I actually looked at Flickr and found that the K750i was the most popular, at least by uploads, camera that Sony Ericsson ever released. Those aren’t representative stats, but I’m not surprised, because it genuinely was a great camera. It could take some breathtaking photos despite its modest resolution, even if its successes were more about luck than judgment. The shutter speed was achingly slow and you’d get motion blur in every third image or so, especially thanks to the slow processing time. I don’t want to repeat the cliche that the best camera was the one that’s with you, but even in those pre-iPhone days, this was true.

The party wouldn’t last, of course, as Sony Ericsson tried to build upon the successes of this handset for the rest of its life. I swapped it for a W880i (after an abortive flirtation with whatever Nokia was free on contract at the time) but, even by then, the magic was beginning to dull. The company’s boom years would be short-lived, and its demise — like so many mobile businesses — was signposted the day the iPhone was announced. The company would be brought back into Sony proper by Kaz Hirai after it became a money-losing operation.
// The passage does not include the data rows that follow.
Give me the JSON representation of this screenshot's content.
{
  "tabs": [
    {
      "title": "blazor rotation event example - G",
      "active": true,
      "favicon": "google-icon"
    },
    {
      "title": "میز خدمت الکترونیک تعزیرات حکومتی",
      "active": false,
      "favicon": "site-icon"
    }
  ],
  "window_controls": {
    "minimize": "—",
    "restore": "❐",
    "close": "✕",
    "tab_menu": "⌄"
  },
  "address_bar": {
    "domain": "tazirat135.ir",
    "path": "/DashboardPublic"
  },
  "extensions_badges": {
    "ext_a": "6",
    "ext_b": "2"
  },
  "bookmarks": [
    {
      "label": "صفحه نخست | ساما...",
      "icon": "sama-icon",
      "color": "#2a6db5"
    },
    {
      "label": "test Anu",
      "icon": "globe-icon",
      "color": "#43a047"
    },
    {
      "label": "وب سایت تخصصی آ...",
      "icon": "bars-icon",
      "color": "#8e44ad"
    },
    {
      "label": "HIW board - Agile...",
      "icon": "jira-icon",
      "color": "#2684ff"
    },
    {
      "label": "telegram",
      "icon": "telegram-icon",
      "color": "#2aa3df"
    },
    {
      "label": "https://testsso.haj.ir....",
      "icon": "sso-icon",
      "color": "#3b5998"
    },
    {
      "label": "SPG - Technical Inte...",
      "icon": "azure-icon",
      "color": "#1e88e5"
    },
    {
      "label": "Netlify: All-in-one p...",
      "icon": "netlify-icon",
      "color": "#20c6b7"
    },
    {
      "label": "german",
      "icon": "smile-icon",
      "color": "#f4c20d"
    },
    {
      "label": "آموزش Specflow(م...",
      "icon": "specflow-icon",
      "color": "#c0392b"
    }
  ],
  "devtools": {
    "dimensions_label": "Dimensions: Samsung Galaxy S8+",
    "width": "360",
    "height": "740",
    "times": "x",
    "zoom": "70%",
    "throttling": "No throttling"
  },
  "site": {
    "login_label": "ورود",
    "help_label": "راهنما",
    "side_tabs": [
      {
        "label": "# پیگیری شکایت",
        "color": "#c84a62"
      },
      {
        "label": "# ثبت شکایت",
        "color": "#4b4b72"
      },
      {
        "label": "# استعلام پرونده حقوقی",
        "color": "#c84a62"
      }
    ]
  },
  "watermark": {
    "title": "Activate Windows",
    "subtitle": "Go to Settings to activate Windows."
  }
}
It now exists as a boutique operation, making a tiny profit on the small number of handsets it sells, a far cry from where it was in 2005.

But for the noble failure of its company, the K750i was a genuine triumph, one that went everywhere that I did for the better part of three years.